This plot displays the numerical predictive check (NPC). The NPC is a model diagnosis tool for continuous data which is closely related to the VPC procedure: the principle is similar, with a different way to visualize the resulting information. While the VPC maintains the time dimension and can be used to point out at which time points the model overpredicts or underpredicts the data, the NPC allows to compare the empirical cumulative distribution function (CDF) of the observations, computed on the original data set, with the theoretical cumulative distribution, computed from data simulated with the model of interest and the design structure of the original data set.
Note that since the NPC compares each observation with its own simulated distribution, there is no concern of data binning like for the VPC.
In the following example, the parameters of a two-compartment model with iv infusion and linear elimination are estimated on the remifentanil data set.
One can see the empirical CDF of remifentanil concentration in blue, compared to the theoretical CDF based on simulated data in black. The 90% prediction interval corresponding to the theoretical CDF is visualized as a light blue area. Discrepancies between the empirical CDF and this area are marked in red. The log-scale on the x-axis allows to focus on small observations. The plot shows that the model underpredicts small observations, and tends to overpredict some observations between 20 and 40 units.
- General: Add/remove legend or grid.
- Empirical distribution: Add/remove empirical CDF.
- Predicted median: Add/remove theoretical CDF.
- Prediction interval: Add/remove the prediction interval for the theoretical CDF, and set the interpercentile level for the prediction interval (by default the level is 90) and its associated level.
- Outliers (area): Add/remove red areas indicating where the empirical CDF is outside the prediction interval.
- Set the number of evaluation points in the NPC.
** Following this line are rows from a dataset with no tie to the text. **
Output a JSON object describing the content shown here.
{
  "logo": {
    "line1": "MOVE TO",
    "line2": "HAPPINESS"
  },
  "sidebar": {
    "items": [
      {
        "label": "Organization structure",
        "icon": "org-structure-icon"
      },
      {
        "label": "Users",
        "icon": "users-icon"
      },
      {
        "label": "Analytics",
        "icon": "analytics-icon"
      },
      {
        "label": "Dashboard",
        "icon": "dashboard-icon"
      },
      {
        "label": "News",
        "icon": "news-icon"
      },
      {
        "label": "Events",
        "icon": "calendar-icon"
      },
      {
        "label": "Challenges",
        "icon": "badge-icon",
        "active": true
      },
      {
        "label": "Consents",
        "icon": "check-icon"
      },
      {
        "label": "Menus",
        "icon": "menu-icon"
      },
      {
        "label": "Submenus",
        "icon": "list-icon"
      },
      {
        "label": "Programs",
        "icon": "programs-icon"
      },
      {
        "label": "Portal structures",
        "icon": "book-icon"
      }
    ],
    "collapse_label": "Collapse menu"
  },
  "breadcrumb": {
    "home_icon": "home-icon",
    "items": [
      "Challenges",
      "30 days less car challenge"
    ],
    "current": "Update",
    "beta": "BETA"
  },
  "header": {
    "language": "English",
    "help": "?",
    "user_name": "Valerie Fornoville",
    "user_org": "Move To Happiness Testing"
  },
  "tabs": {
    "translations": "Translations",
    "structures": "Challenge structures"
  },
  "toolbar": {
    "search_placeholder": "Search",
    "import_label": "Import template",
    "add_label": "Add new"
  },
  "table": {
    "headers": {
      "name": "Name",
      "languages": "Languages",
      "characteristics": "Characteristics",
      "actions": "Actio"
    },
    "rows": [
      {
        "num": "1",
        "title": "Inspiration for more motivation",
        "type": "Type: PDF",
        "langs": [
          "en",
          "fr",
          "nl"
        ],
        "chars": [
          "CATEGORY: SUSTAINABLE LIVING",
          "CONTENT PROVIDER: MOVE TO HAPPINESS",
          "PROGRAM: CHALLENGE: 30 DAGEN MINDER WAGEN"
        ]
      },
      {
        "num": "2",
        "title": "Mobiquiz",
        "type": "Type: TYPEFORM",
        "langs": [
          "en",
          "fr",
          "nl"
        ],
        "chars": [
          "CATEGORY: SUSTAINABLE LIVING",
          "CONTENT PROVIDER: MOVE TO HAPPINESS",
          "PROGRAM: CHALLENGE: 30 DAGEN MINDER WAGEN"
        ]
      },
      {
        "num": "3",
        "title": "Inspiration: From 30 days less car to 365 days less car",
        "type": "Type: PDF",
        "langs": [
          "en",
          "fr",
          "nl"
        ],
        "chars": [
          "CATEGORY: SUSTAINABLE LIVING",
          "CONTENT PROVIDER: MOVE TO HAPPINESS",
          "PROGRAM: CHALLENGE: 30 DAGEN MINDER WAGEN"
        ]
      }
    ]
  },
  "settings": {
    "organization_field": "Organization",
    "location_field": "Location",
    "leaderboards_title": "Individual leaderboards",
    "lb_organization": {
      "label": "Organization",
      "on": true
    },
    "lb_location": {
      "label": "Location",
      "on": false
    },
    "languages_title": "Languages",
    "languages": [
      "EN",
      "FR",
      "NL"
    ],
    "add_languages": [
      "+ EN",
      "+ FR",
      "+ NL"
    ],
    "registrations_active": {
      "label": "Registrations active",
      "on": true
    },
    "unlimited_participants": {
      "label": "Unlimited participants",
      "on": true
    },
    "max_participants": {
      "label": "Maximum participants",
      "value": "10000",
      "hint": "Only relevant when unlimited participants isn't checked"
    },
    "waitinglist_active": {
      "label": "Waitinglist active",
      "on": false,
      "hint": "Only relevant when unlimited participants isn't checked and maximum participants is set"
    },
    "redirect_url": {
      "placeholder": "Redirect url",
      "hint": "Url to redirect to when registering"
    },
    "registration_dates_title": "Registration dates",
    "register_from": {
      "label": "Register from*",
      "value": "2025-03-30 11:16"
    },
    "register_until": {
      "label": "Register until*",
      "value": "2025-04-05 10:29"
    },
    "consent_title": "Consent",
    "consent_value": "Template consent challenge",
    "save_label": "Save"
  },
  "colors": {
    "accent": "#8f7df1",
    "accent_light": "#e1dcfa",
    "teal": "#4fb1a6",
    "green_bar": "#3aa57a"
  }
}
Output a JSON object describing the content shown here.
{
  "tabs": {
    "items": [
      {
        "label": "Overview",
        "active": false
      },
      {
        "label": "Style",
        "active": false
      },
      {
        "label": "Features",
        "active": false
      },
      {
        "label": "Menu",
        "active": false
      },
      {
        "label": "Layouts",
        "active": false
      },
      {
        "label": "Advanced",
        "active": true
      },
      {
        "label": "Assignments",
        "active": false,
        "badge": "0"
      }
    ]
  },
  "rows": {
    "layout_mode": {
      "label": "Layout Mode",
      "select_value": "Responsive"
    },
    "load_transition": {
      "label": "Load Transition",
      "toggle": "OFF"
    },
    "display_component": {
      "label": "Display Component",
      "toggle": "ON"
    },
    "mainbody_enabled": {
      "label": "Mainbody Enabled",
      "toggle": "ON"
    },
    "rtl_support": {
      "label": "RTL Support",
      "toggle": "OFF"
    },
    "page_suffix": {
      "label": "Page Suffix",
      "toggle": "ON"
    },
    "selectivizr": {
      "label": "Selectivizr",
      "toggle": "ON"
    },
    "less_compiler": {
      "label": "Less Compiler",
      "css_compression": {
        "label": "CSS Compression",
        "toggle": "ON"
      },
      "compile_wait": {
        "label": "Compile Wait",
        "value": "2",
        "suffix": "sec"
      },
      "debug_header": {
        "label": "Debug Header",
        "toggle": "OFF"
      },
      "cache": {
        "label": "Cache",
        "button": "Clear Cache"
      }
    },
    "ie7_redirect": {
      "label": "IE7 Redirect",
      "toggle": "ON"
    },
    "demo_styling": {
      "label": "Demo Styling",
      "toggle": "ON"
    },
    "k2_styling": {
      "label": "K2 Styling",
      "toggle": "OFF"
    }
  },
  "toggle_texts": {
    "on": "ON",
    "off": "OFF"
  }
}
- Use BLQ: Choose to use BLQ data or to ignore it to compute the VPC. BLQ data can be simulated, or can be equal to the limit of quantification (LOQ). The latter case induces strong bias.